→ Assignment: Filter the listing below, copying every line in which the word "triangle" appears.

→ Supplied records:
------

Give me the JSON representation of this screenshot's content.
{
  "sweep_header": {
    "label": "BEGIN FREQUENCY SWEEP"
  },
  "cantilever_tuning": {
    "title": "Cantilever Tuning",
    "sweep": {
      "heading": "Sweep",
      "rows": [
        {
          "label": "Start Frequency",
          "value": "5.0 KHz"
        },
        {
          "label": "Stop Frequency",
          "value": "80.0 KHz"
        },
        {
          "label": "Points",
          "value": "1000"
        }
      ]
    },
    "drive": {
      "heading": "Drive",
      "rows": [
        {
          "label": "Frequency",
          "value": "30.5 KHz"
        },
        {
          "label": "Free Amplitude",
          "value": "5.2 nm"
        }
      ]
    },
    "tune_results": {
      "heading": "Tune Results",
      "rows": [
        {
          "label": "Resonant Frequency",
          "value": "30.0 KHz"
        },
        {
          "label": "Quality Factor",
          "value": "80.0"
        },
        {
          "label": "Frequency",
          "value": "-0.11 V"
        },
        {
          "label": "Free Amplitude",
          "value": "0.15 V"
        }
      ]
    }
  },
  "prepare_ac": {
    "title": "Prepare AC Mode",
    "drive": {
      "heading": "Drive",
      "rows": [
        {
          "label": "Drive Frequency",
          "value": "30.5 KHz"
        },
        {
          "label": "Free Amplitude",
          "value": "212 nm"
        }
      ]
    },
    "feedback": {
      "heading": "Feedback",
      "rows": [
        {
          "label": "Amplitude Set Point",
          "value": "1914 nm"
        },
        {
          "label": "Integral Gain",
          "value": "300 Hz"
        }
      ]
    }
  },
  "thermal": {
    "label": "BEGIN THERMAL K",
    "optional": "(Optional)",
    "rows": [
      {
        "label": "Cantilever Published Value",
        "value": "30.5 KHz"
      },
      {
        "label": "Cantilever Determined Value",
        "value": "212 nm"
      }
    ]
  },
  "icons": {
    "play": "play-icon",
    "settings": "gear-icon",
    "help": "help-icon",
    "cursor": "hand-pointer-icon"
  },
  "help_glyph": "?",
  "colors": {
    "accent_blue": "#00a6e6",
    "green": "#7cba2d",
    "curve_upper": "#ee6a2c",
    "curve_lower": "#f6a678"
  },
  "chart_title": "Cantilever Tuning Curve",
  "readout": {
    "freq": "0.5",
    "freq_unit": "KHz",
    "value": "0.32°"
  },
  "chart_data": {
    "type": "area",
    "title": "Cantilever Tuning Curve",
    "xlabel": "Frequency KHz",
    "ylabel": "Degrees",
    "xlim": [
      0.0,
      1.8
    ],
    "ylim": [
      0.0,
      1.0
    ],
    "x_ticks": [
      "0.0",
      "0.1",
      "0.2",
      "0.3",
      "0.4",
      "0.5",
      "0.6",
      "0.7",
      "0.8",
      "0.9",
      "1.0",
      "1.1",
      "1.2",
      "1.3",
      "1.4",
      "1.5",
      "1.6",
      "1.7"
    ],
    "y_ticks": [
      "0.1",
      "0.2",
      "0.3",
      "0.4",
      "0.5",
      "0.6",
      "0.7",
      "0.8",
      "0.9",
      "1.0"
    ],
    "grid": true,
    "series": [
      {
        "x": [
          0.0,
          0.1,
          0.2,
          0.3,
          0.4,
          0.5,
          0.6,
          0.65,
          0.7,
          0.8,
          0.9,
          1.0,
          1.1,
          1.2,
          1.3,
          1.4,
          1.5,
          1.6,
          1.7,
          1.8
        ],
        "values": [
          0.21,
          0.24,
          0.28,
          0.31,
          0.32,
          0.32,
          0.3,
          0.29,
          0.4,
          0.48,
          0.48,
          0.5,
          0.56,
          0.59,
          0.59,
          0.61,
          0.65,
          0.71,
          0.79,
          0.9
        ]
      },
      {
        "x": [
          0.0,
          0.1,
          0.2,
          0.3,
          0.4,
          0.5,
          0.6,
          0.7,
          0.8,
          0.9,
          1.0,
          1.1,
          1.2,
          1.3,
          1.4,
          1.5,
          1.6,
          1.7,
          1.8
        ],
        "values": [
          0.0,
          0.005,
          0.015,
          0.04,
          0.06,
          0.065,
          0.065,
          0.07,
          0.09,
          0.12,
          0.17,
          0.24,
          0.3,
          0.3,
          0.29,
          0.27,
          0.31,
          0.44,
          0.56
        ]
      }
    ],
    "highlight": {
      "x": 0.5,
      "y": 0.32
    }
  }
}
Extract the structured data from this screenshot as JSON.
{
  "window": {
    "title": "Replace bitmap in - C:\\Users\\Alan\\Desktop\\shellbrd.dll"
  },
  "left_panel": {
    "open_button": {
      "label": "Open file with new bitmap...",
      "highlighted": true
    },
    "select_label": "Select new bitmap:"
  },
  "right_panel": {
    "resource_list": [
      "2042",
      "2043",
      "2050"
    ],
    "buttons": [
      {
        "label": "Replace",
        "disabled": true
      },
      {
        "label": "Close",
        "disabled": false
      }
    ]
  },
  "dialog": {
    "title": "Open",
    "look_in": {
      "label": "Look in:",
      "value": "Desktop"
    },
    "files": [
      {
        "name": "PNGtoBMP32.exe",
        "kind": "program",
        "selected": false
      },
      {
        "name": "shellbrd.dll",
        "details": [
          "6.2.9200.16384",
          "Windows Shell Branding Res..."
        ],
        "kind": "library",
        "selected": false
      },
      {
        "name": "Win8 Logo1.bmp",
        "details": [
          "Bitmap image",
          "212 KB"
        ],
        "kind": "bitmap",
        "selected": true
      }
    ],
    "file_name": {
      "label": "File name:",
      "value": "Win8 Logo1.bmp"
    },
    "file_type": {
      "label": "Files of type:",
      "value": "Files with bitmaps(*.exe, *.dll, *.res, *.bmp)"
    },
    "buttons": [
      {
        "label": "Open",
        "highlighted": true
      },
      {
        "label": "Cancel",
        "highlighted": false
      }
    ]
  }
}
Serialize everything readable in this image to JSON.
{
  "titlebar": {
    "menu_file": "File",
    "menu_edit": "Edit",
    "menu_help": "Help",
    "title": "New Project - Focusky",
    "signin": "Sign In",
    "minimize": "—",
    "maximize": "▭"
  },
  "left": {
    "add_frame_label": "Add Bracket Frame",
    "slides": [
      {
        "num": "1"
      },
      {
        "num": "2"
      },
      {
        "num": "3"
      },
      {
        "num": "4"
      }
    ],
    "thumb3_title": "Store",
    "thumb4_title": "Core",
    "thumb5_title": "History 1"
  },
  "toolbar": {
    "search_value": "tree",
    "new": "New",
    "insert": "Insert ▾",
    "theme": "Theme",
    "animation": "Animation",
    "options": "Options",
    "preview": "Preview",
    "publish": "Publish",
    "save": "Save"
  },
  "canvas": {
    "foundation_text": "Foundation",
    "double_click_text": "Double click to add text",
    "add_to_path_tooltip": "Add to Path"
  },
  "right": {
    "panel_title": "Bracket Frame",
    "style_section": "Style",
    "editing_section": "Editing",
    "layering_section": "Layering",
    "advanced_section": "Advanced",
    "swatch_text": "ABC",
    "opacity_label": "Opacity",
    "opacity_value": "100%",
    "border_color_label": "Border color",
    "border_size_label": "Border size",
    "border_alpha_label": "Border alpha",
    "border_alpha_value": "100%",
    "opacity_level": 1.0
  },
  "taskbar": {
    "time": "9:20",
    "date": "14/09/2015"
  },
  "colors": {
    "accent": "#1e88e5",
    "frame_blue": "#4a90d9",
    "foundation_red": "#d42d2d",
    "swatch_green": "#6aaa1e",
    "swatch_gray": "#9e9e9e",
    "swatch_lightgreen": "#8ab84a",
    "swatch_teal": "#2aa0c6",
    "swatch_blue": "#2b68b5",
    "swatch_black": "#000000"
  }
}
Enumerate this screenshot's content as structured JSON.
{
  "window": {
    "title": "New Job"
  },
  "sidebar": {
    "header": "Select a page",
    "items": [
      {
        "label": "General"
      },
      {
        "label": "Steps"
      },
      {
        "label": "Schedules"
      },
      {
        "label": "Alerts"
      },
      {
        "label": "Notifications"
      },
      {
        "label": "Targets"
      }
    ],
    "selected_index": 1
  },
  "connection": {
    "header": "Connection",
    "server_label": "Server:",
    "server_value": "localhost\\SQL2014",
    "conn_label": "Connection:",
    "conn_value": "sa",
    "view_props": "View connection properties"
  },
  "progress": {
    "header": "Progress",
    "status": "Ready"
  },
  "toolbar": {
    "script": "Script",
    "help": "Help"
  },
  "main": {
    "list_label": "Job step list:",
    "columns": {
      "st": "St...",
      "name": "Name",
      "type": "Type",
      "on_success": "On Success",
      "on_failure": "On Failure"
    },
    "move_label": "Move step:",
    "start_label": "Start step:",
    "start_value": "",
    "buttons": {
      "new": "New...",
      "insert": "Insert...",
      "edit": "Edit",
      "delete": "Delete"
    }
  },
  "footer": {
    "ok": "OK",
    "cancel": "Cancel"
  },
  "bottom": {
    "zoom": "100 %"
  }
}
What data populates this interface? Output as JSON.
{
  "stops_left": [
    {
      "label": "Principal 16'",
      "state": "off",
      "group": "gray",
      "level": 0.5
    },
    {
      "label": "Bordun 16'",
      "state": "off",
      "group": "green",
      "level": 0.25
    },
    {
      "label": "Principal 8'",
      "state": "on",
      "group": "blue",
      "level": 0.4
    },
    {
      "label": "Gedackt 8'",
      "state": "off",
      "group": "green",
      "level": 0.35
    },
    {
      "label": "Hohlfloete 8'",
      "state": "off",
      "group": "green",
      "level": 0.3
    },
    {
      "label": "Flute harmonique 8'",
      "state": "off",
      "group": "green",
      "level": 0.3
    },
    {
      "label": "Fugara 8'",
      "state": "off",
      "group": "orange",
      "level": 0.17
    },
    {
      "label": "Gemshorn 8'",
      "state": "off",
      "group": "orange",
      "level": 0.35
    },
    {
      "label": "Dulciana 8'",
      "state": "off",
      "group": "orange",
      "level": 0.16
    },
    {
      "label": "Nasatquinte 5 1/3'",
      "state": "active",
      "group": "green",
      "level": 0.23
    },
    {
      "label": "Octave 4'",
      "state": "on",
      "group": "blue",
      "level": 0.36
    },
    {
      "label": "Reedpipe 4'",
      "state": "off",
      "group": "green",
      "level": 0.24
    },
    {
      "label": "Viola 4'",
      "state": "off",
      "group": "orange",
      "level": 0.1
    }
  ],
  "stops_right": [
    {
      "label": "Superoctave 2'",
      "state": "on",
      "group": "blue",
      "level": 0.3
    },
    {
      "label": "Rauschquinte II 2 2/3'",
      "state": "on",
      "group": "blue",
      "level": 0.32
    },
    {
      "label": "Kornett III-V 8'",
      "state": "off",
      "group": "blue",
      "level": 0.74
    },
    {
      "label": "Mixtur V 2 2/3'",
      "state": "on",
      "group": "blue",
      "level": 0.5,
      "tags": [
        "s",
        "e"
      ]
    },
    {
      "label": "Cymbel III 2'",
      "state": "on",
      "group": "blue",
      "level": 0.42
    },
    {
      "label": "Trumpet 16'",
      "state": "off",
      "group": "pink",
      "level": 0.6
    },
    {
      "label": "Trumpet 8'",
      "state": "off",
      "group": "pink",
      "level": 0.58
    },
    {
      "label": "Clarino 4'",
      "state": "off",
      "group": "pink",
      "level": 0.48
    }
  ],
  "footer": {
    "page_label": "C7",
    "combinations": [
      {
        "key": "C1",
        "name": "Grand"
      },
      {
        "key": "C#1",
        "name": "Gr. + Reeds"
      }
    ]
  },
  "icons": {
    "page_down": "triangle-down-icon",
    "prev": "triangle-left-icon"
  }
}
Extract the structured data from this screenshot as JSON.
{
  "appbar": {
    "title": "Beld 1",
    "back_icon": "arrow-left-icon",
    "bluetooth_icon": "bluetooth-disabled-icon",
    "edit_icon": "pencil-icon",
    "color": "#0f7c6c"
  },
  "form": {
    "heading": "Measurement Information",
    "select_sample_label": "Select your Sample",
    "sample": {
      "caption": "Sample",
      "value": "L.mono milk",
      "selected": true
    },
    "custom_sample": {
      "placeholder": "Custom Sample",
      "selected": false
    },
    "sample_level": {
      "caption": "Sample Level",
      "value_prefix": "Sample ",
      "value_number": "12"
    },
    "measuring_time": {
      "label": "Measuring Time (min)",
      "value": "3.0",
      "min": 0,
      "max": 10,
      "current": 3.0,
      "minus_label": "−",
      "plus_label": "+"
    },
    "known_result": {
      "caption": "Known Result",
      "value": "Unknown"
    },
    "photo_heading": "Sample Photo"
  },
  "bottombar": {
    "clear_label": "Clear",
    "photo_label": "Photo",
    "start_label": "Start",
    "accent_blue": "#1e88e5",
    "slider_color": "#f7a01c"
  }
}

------

→ Response to this task:
    "page_down": "triangle-down-icon",
    "prev": "triangle-left-icon"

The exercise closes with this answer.